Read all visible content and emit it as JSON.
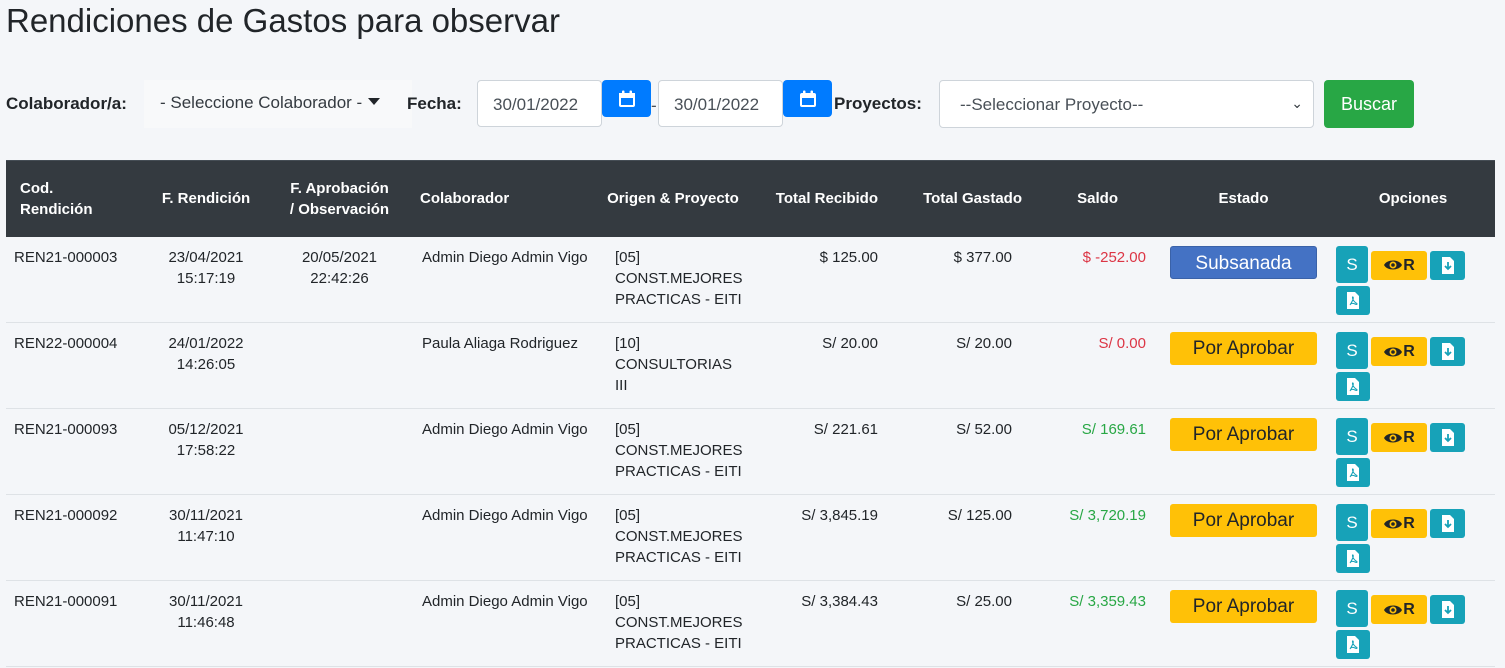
{
  "page": {
    "title": "Rendiciones de Gastos para observar"
  },
  "filters": {
    "colaborador_label": "Colaborador/a:",
    "colaborador_value": "- Seleccione Colaborador -",
    "fecha_label": "Fecha:",
    "fecha_desde": "30/01/2022",
    "fecha_separator": "-",
    "fecha_hasta": "30/01/2022",
    "proyectos_label": "Proyectos:",
    "proyecto_value": "--Seleccionar Proyecto--",
    "buscar_label": "Buscar"
  },
  "table": {
    "headers": {
      "cod_1": "Cod.",
      "cod_2": "Rendición",
      "f_rendicion": "F. Rendición",
      "f_aprob_1": "F. Aprobación",
      "f_aprob_2": "/ Observación",
      "colaborador": "Colaborador",
      "origen": "Origen & Proyecto",
      "total_recibido": "Total Recibido",
      "total_gastado": "Total Gastado",
      "saldo": "Saldo",
      "estado": "Estado",
      "opciones": "Opciones"
    },
    "rows": [
      {
        "cod": "REN21-000003",
        "f_rend_date": "23/04/2021",
        "f_rend_time": "15:17:19",
        "f_aprob_date": "20/05/2021",
        "f_aprob_time": "22:42:26",
        "colaborador": "Admin Diego Admin Vigo",
        "origen_1": "[05] CONST.MEJORES",
        "origen_2": "PRACTICAS - EITI",
        "recibido": "$ 125.00",
        "gastado": "$ 377.00",
        "saldo": "$ -252.00",
        "estado": "Subsanada"
      },
      {
        "cod": "REN22-000004",
        "f_rend_date": "24/01/2022",
        "f_rend_time": "14:26:05",
        "f_aprob_date": "",
        "f_aprob_time": "",
        "colaborador": "Paula Aliaga Rodriguez",
        "origen_1": "[10] CONSULTORIAS",
        "origen_2": "III",
        "recibido": "S/ 20.00",
        "gastado": "S/ 20.00",
        "saldo": "S/ 0.00",
        "estado": "Por Aprobar"
      },
      {
        "cod": "REN21-000093",
        "f_rend_date": "05/12/2021",
        "f_rend_time": "17:58:22",
        "f_aprob_date": "",
        "f_aprob_time": "",
        "colaborador": "Admin Diego Admin Vigo",
        "origen_1": "[05] CONST.MEJORES",
        "origen_2": "PRACTICAS - EITI",
        "recibido": "S/ 221.61",
        "gastado": "S/ 52.00",
        "saldo": "S/ 169.61",
        "estado": "Por Aprobar"
      },
      {
        "cod": "REN21-000092",
        "f_rend_date": "30/11/2021",
        "f_rend_time": "11:47:10",
        "f_aprob_date": "",
        "f_aprob_time": "",
        "colaborador": "Admin Diego Admin Vigo",
        "origen_1": "[05] CONST.MEJORES",
        "origen_2": "PRACTICAS - EITI",
        "recibido": "S/ 3,845.19",
        "gastado": "S/ 125.00",
        "saldo": "S/ 3,720.19",
        "estado": "Por Aprobar"
      },
      {
        "cod": "REN21-000091",
        "f_rend_date": "30/11/2021",
        "f_rend_time": "11:46:48",
        "f_aprob_date": "",
        "f_aprob_time": "",
        "colaborador": "Admin Diego Admin Vigo",
        "origen_1": "[05] CONST.MEJORES",
        "origen_2": "PRACTICAS - EITI",
        "recibido": "S/ 3,384.43",
        "gastado": "S/ 25.00",
        "saldo": "S/ 3,359.43",
        "estado": "Por Aprobar"
      }
    ],
    "option_labels": {
      "s": "S",
      "eye_suffix": "R"
    }
  },
  "colors": {
    "header_bg": "#343a40",
    "primary": "#007bff",
    "success": "#28a745",
    "info": "#17a2b8",
    "warning": "#ffc107",
    "danger": "#dc3545",
    "subsanada": "#4472c4"
  },
  "icons": [
    "calendar-icon",
    "chevron-down-icon",
    "eye-icon",
    "download-icon",
    "pdf-icon"
  ]
}
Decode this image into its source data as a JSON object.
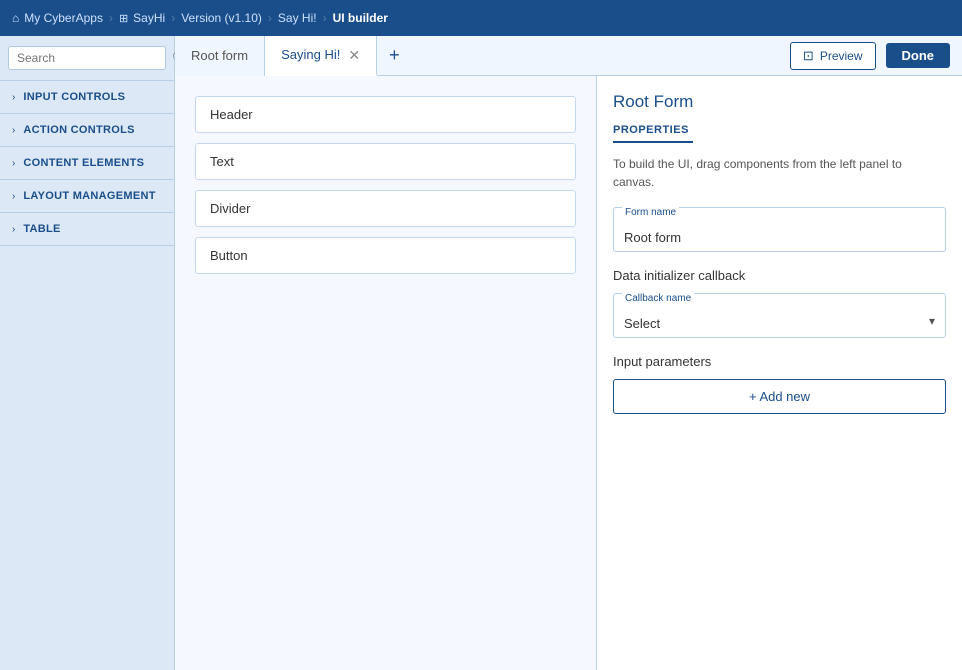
{
  "topbar": {
    "items": [
      {
        "label": "My CyberApps",
        "icon": "home-icon",
        "active": false
      },
      {
        "label": "SayHi",
        "icon": "grid-icon",
        "active": false
      },
      {
        "label": "Version (v1.10)",
        "active": false
      },
      {
        "label": "Say Hi!",
        "active": false
      },
      {
        "label": "UI builder",
        "active": true
      }
    ]
  },
  "sidebar": {
    "search_placeholder": "Search",
    "sections": [
      {
        "label": "INPUT CONTROLS"
      },
      {
        "label": "ACTION CONTROLS"
      },
      {
        "label": "CONTENT ELEMENTS"
      },
      {
        "label": "LAYOUT MANAGEMENT"
      },
      {
        "label": "TABLE"
      }
    ]
  },
  "tabs": [
    {
      "label": "Root form",
      "active": false,
      "closeable": false
    },
    {
      "label": "Saying Hi!",
      "active": true,
      "closeable": true
    }
  ],
  "toolbar": {
    "preview_label": "Preview",
    "done_label": "Done"
  },
  "canvas": {
    "elements": [
      {
        "label": "Header"
      },
      {
        "label": "Text"
      },
      {
        "label": "Divider"
      },
      {
        "label": "Button"
      }
    ]
  },
  "properties": {
    "title": "Root Form",
    "section_label": "PROPERTIES",
    "description": "To build the UI, drag components from the left panel to canvas.",
    "form_name_label": "Form name",
    "form_name_value": "Root form",
    "data_initializer_label": "Data initializer callback",
    "callback_name_label": "Callback name",
    "callback_name_value": "Select",
    "input_params_label": "Input parameters",
    "add_new_label": "+ Add new"
  }
}
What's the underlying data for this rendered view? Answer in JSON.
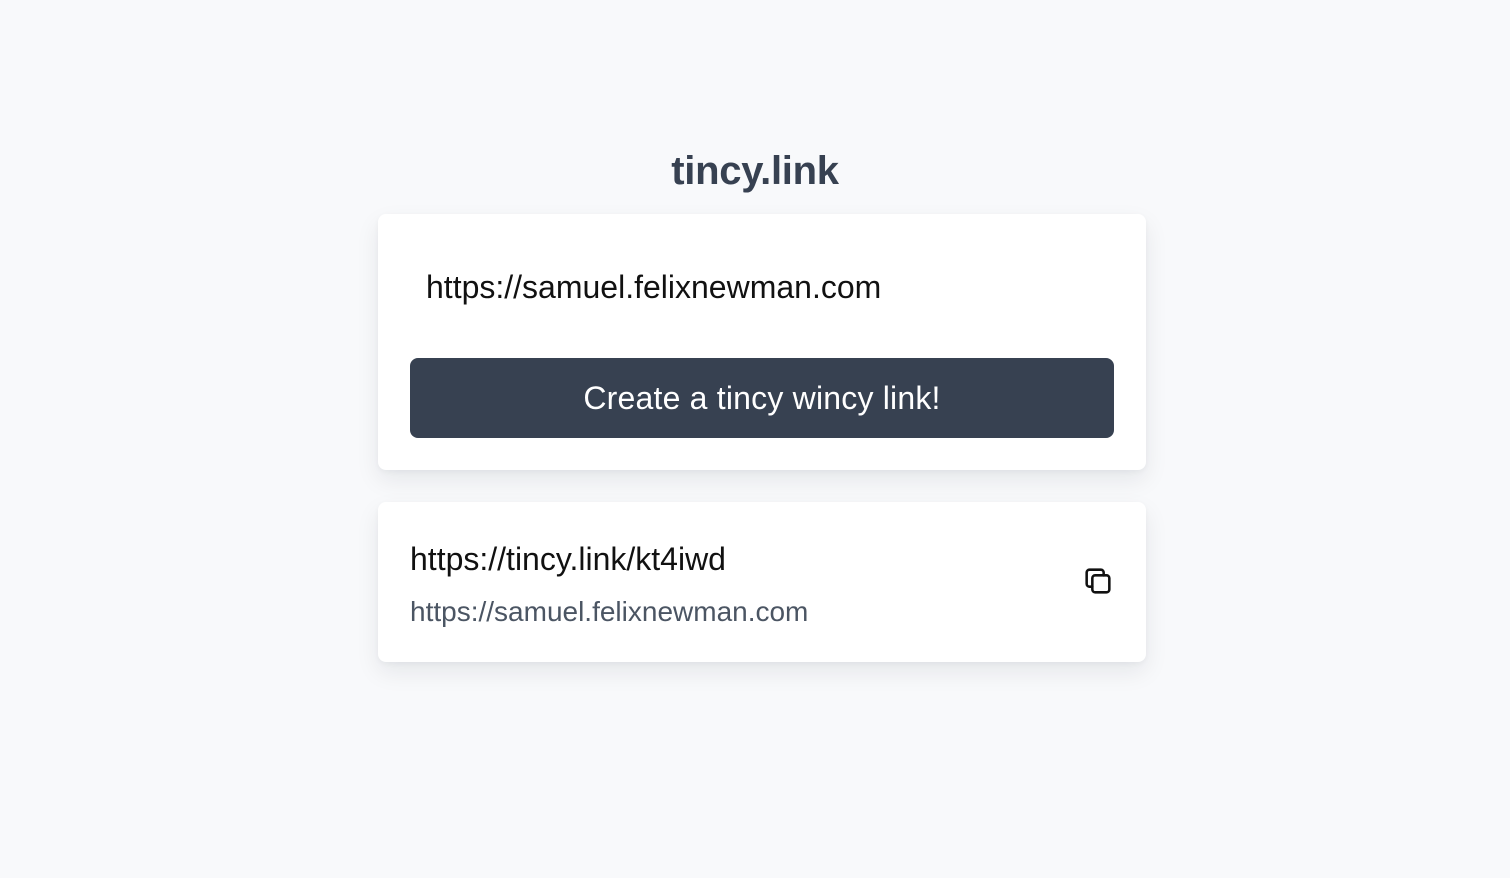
{
  "app": {
    "title": "tincy.link"
  },
  "form": {
    "url_value": "https://samuel.felixnewman.com",
    "submit_label": "Create a tincy wincy link!"
  },
  "result": {
    "short_url": "https://tincy.link/kt4iwd",
    "original_url": "https://samuel.felixnewman.com",
    "copy_icon": "copy-icon"
  },
  "colors": {
    "background": "#f8f9fb",
    "card": "#ffffff",
    "button": "#374151",
    "title": "#374151",
    "muted_text": "#4b5563"
  }
}
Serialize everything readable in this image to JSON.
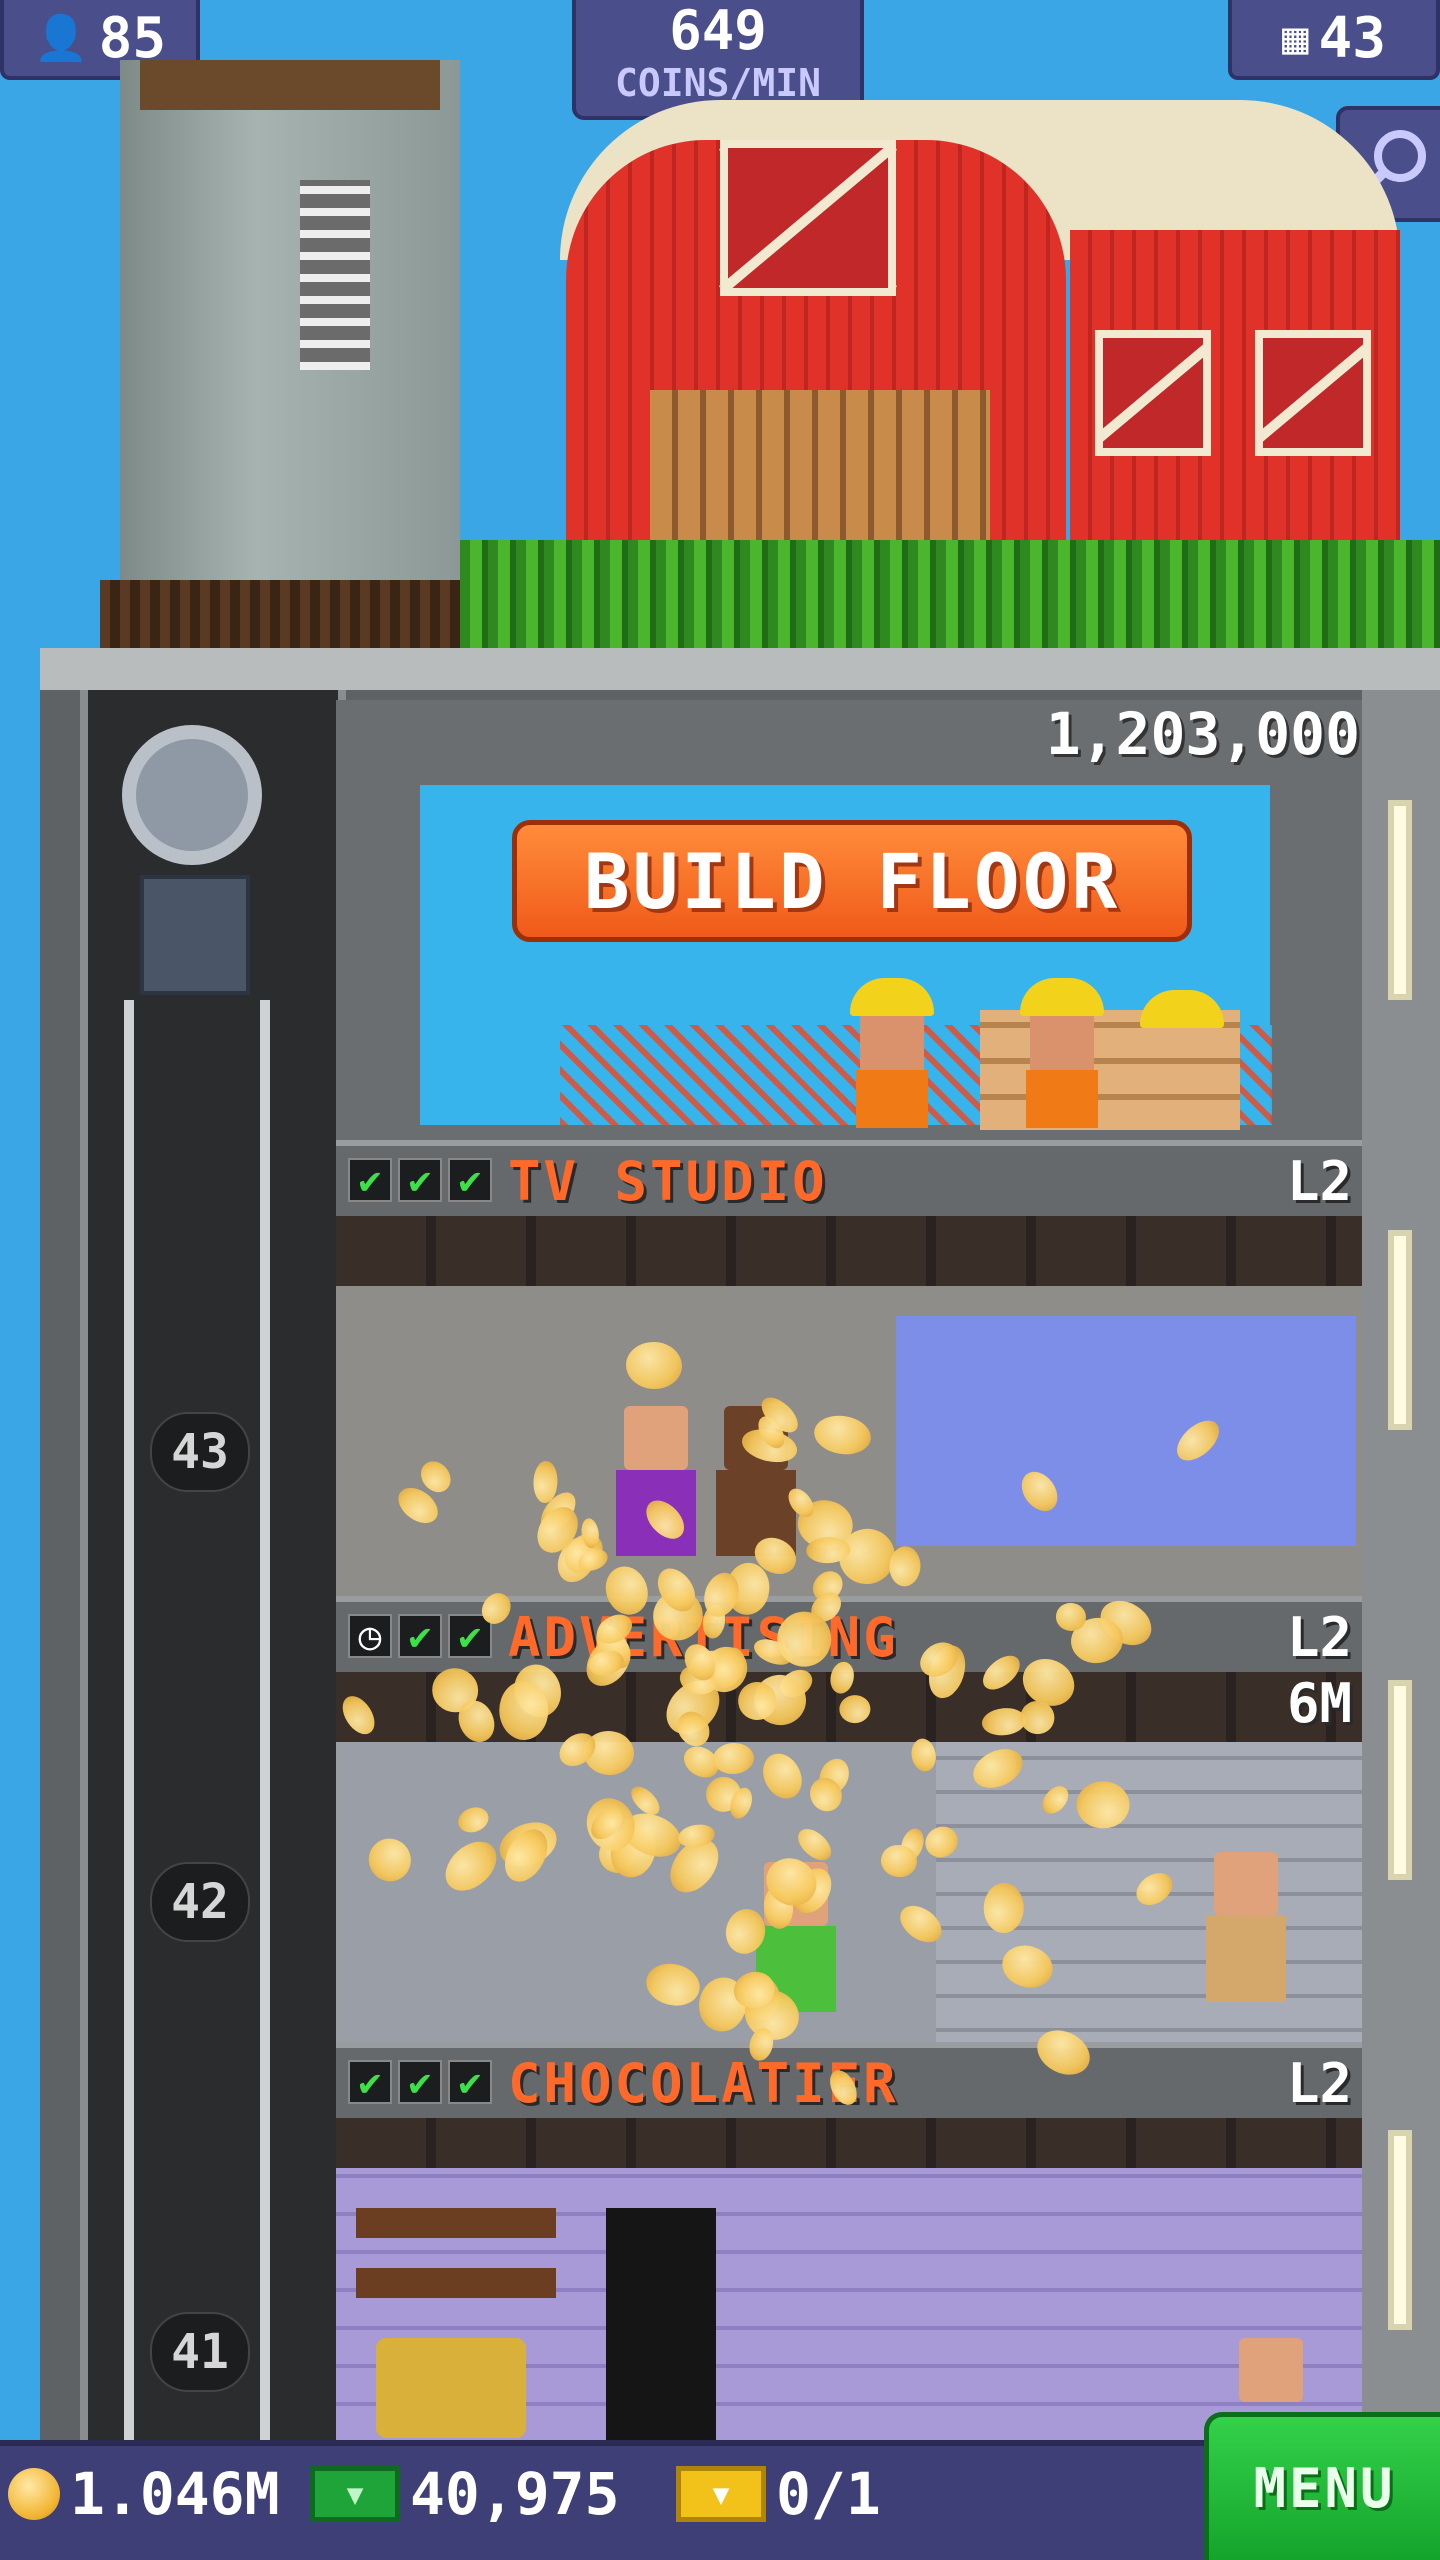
{
  "hud": {
    "population": "85",
    "rate_value": "649",
    "rate_label": "COINS/MIN",
    "floors_count": "43"
  },
  "build": {
    "cost": "1,203,000",
    "button_label": "BUILD FLOOR"
  },
  "floors": [
    {
      "name": "TV STUDIO",
      "level": "L2",
      "checks": [
        "✔",
        "✔",
        "✔"
      ]
    },
    {
      "name": "ADVERTISING",
      "level": "L2",
      "income": "6M",
      "checks": [
        "◷",
        "✔",
        "✔"
      ]
    },
    {
      "name": "CHOCOLATIER",
      "level": "L2",
      "checks": [
        "✔",
        "✔",
        "✔"
      ]
    }
  ],
  "elevator": {
    "markers": [
      "43",
      "42",
      "41"
    ]
  },
  "bottom": {
    "coins": "1.046M",
    "bux": "40,975",
    "tickets": "0/1",
    "menu_label": "MENU"
  },
  "icons": {
    "population": "person-icon",
    "floors": "building-icon",
    "search": "magnifier-icon",
    "coin": "coin-icon",
    "bux": "bux-icon",
    "ticket": "ticket-icon"
  },
  "colors": {
    "hud_bg": "#4a4e8a",
    "build_button": "#f05a1a",
    "floor_name": "#ff6a2a",
    "menu_button": "#14a42c",
    "check": "#3ee04a"
  }
}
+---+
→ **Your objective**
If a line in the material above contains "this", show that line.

→ **Written reply**
Decode this image into its source data as a JSON object.
What's the underlying data for this rendered view? Answer in JSON.
Serialize everything readable in this image to JSON.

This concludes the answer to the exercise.